INFORMATION GIVEN section start
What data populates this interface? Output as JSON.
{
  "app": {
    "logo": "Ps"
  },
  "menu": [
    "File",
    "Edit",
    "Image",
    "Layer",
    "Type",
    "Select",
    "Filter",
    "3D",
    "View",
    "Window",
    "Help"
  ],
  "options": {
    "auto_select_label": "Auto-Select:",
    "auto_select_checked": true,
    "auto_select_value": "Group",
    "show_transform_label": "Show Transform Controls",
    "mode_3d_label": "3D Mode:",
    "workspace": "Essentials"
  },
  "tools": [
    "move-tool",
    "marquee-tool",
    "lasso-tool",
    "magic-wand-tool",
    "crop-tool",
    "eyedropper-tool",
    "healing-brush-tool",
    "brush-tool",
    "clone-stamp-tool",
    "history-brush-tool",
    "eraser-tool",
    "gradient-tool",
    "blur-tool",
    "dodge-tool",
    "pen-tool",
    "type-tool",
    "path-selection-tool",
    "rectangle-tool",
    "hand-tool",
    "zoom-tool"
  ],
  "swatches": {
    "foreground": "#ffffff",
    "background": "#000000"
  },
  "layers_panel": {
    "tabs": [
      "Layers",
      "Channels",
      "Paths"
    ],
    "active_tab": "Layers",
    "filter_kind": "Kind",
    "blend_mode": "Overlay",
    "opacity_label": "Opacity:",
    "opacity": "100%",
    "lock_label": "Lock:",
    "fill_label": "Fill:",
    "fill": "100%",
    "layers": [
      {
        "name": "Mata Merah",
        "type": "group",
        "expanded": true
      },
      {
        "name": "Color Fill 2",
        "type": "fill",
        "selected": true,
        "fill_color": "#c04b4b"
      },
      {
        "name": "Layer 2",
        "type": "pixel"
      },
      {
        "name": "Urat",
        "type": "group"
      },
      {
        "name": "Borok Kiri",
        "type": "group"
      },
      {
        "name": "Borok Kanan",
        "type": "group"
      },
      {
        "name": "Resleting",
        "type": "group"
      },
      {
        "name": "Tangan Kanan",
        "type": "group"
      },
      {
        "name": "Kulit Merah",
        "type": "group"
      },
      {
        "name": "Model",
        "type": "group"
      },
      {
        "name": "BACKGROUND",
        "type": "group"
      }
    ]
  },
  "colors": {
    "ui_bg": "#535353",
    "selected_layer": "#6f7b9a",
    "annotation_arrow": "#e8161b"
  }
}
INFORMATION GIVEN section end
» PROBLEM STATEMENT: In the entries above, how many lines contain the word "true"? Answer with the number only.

» SOLUTION: 3